§ **Records**
-*-*-

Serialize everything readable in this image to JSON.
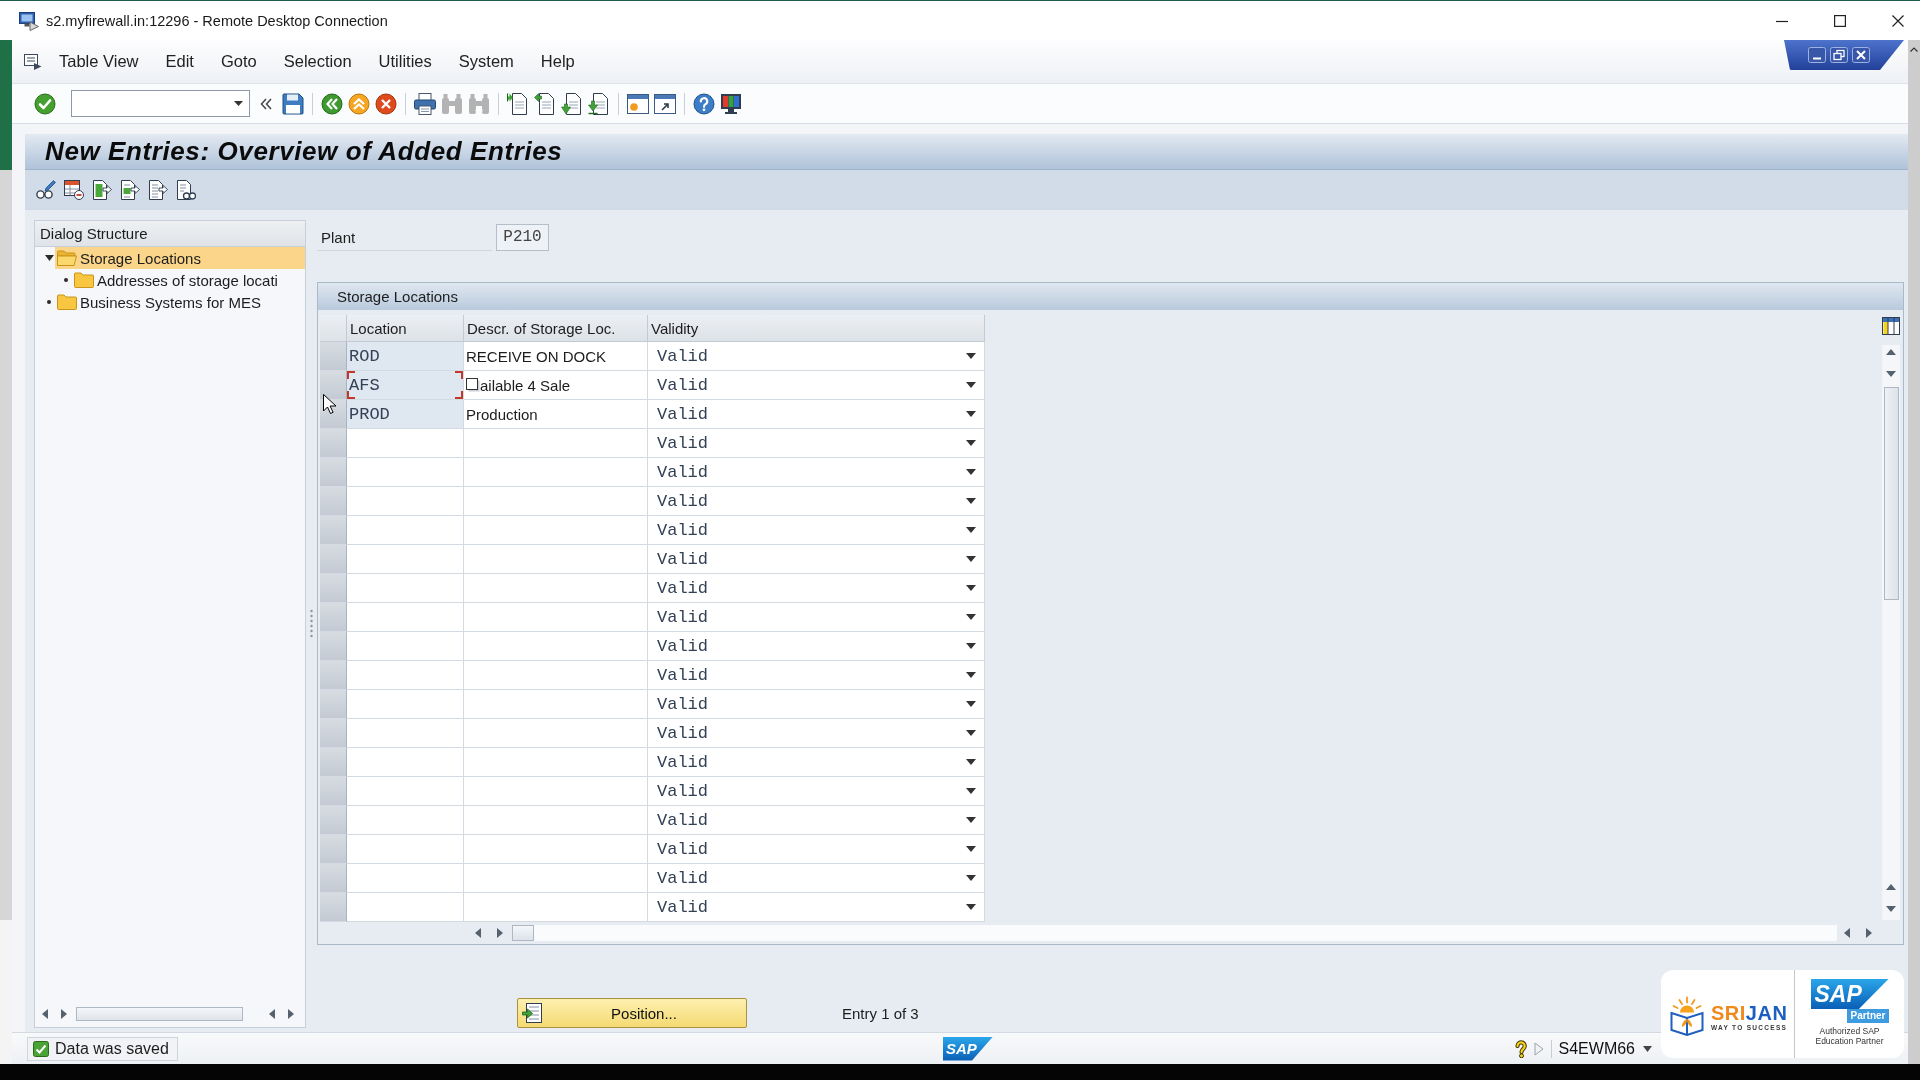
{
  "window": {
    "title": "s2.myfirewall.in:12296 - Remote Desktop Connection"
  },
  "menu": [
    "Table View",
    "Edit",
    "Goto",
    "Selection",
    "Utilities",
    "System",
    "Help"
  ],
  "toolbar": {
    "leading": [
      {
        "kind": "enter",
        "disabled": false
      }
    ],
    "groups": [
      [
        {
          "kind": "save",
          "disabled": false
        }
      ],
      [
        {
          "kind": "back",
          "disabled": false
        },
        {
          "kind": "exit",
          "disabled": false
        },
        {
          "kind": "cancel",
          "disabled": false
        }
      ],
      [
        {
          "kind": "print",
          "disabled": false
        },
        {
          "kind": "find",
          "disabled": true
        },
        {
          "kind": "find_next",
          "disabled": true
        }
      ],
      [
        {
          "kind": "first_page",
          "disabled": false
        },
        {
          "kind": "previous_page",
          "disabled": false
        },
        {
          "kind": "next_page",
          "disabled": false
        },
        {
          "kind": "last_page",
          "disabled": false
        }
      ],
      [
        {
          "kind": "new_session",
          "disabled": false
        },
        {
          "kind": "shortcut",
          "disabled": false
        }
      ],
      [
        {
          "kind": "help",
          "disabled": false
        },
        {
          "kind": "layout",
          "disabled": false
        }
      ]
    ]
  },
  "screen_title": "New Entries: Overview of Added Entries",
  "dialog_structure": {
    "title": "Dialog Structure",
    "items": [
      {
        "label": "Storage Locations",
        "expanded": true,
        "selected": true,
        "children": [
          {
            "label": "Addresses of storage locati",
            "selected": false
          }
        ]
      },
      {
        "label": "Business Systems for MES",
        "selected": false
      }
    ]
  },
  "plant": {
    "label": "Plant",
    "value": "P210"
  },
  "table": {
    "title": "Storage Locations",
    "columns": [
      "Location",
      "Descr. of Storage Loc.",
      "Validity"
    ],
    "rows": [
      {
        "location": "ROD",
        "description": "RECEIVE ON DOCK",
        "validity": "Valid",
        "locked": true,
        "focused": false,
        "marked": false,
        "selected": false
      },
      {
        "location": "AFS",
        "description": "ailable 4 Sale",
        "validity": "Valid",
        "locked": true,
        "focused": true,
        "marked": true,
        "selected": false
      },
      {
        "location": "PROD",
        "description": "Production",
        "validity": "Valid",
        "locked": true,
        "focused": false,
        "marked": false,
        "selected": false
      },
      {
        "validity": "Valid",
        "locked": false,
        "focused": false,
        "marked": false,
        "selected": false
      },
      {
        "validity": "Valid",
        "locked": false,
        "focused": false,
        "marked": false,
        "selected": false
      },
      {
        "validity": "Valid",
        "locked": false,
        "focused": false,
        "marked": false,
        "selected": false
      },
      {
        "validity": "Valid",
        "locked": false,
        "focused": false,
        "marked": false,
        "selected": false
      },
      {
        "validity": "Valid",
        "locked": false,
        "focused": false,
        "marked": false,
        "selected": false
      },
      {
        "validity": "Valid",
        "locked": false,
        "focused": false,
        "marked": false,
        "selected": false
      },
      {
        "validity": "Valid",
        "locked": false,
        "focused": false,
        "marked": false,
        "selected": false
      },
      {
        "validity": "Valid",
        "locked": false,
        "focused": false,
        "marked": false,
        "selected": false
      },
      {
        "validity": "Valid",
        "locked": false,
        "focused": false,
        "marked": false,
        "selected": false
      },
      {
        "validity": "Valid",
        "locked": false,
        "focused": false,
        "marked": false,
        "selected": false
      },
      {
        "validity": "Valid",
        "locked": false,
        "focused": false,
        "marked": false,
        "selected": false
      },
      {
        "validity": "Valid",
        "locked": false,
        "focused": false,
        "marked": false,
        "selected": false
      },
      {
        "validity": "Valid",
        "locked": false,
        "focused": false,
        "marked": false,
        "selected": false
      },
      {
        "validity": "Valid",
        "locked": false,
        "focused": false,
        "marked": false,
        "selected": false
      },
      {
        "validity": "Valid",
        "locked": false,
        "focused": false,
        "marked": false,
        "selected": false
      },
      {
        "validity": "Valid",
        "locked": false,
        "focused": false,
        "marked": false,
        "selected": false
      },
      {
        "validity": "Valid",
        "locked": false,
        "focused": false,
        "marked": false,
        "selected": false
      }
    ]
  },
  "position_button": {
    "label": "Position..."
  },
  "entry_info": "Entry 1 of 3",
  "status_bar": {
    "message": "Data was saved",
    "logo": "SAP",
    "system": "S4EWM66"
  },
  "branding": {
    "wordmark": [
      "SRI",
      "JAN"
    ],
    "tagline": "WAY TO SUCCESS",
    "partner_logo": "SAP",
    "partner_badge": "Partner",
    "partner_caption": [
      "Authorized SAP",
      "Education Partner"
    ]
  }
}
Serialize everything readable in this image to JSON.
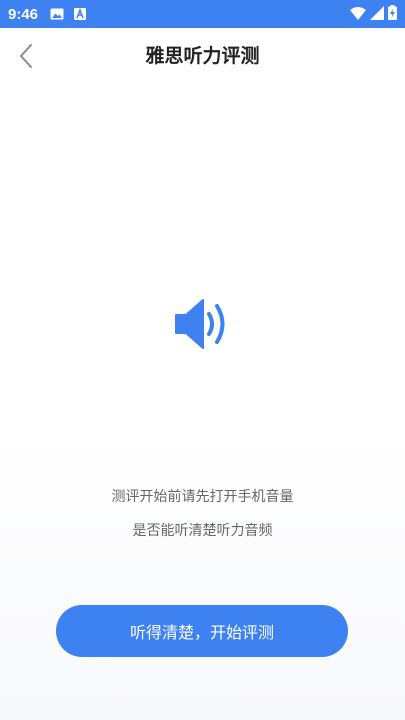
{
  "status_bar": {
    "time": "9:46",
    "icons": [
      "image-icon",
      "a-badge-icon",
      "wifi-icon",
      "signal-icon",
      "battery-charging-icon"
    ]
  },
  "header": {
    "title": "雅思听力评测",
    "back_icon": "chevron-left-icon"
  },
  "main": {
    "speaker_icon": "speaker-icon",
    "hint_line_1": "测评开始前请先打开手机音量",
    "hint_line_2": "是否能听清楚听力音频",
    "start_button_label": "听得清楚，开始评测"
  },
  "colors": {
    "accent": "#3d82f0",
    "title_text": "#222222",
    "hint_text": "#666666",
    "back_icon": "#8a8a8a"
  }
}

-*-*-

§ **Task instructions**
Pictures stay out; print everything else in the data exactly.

§ **Result of the task**
Serialize everything readable in this image to JSON.
{
  "window": {
    "title": "s2.myfirewall.in:12296 - Remote Desktop Connection"
  },
  "menu": [
    "Table View",
    "Edit",
    "Goto",
    "Selection",
    "Utilities",
    "System",
    "Help"
  ],
  "toolbar": {
    "leading": [
      {
        "kind": "enter",
        "disabled": false
      }
    ],
    "groups": [
      [
        {
          "kind": "save",
          "disabled": false
        }
      ],
      [
        {
          "kind": "back",
          "disabled": false
        },
        {
          "kind": "exit",
          "disabled": false
        },
        {
          "kind": "cancel",
          "disabled": false
        }
      ],
      [
        {
          "kind": "print",
          "disabled": false
        },
        {
          "kind": "find",
          "disabled": true
        },
        {
          "kind": "find_next",
          "disabled": true
        }
      ],
      [
        {
          "kind": "first_page",
          "disabled": false
        },
        {
          "kind": "previous_page",
          "disabled": false
        },
        {
          "kind": "next_page",
          "disabled": false
        },
        {
          "kind": "last_page",
          "disabled": false
        }
      ],
      [
        {
          "kind": "new_session",
          "disabled": false
        },
        {
          "kind": "shortcut",
          "disabled": false
        }
      ],
      [
        {
          "kind": "help",
          "disabled": false
        },
        {
          "kind": "layout",
          "disabled": false
        }
      ]
    ]
  },
  "screen_title": "New Entries: Overview of Added Entries",
  "dialog_structure": {
    "title": "Dialog Structure",
    "items": [
      {
        "label": "Storage Locations",
        "expanded": true,
        "selected": true,
        "children": [
          {
            "label": "Addresses of storage locati",
            "selected": false
          }
        ]
      },
      {
        "label": "Business Systems for MES",
        "selected": false
      }
    ]
  },
  "plant": {
    "label": "Plant",
    "value": "P210"
  },
  "table": {
    "title": "Storage Locations",
    "columns": [
      "Location",
      "Descr. of Storage Loc.",
      "Validity"
    ],
    "rows": [
      {
        "location": "ROD",
        "description": "RECEIVE ON DOCK",
        "validity": "Valid",
        "locked": true,
        "focused": false,
        "marked": false,
        "selected": false
      },
      {
        "location": "AFS",
        "description": "ailable 4 Sale",
        "validity": "Valid",
        "locked": true,
        "focused": true,
        "marked": true,
        "selected": false
      },
      {
        "location": "PROD",
        "description": "Production",
        "validity": "Valid",
        "locked": true,
        "focused": false,
        "marked": false,
        "selected": false
      },
      {
        "validity": "Valid",
        "locked": false,
        "focused": false,
        "marked": false,
        "selected": false
      },
      {
        "validity": "Valid",
        "locked": false,
        "focused": false,
        "marked": false,
        "selected": false
      },
      {
        "validity": "Valid",
        "locked": false,
        "focused": false,
        "marked": false,
        "selected": false
      },
      {
        "validity": "Valid",
        "locked": false,
        "focused": false,
        "marked": false,
        "selected": false
      },
      {
        "validity": "Valid",
        "locked": false,
        "focused": false,
        "marked": false,
        "selected": false
      },
      {
        "validity": "Valid",
        "locked": false,
        "focused": false,
        "marked": false,
        "selected": false
      },
      {
        "validity": "Valid",
        "locked": false,
        "focused": false,
        "marked": false,
        "selected": false
      },
      {
        "validity": "Valid",
        "locked": false,
        "focused": false,
        "marked": false,
        "selected": false
      },
      {
        "validity": "Valid",
        "locked": false,
        "focused": false,
        "marked": false,
        "selected": false
      },
      {
        "validity": "Valid",
        "locked": false,
        "focused": false,
        "marked": false,
        "selected": false
      },
      {
        "validity": "Valid",
        "locked": false,
        "focused": false,
        "marked": false,
        "selected": false
      },
      {
        "validity": "Valid",
        "locked": false,
        "focused": false,
        "marked": false,
        "selected": false
      },
      {
        "validity": "Valid",
        "locked": false,
        "focused": false,
        "marked": false,
        "selected": false
      },
      {
        "validity": "Valid",
        "locked": false,
        "focused": false,
        "marked": false,
        "selected": false
      },
      {
        "validity": "Valid",
        "locked": false,
        "focused": false,
        "marked": false,
        "selected": false
      },
      {
        "validity": "Valid",
        "locked": false,
        "focused": false,
        "marked": false,
        "selected": false
      },
      {
        "validity": "Valid",
        "locked": false,
        "focused": false,
        "marked": false,
        "selected": false
      }
    ]
  },
  "position_button": {
    "label": "Position..."
  },
  "entry_info": "Entry 1 of 3",
  "status_bar": {
    "message": "Data was saved",
    "logo": "SAP",
    "system": "S4EWM66"
  },
  "branding": {
    "wordmark": [
      "SRI",
      "JAN"
    ],
    "tagline": "WAY TO SUCCESS",
    "partner_logo": "SAP",
    "partner_badge": "Partner",
    "partner_caption": [
      "Authorized SAP",
      "Education Partner"
    ]
  }
}
Serialize everything readable in this image to JSON.
{
  "status_bar": {
    "time": "9:46",
    "icons": [
      "image-icon",
      "a-badge-icon",
      "wifi-icon",
      "signal-icon",
      "battery-charging-icon"
    ]
  },
  "header": {
    "title": "雅思听力评测",
    "back_icon": "chevron-left-icon"
  },
  "main": {
    "speaker_icon": "speaker-icon",
    "hint_line_1": "测评开始前请先打开手机音量",
    "hint_line_2": "是否能听清楚听力音频",
    "start_button_label": "听得清楚，开始评测"
  },
  "colors": {
    "accent": "#3d82f0",
    "title_text": "#222222",
    "hint_text": "#666666",
    "back_icon": "#8a8a8a"
  }
}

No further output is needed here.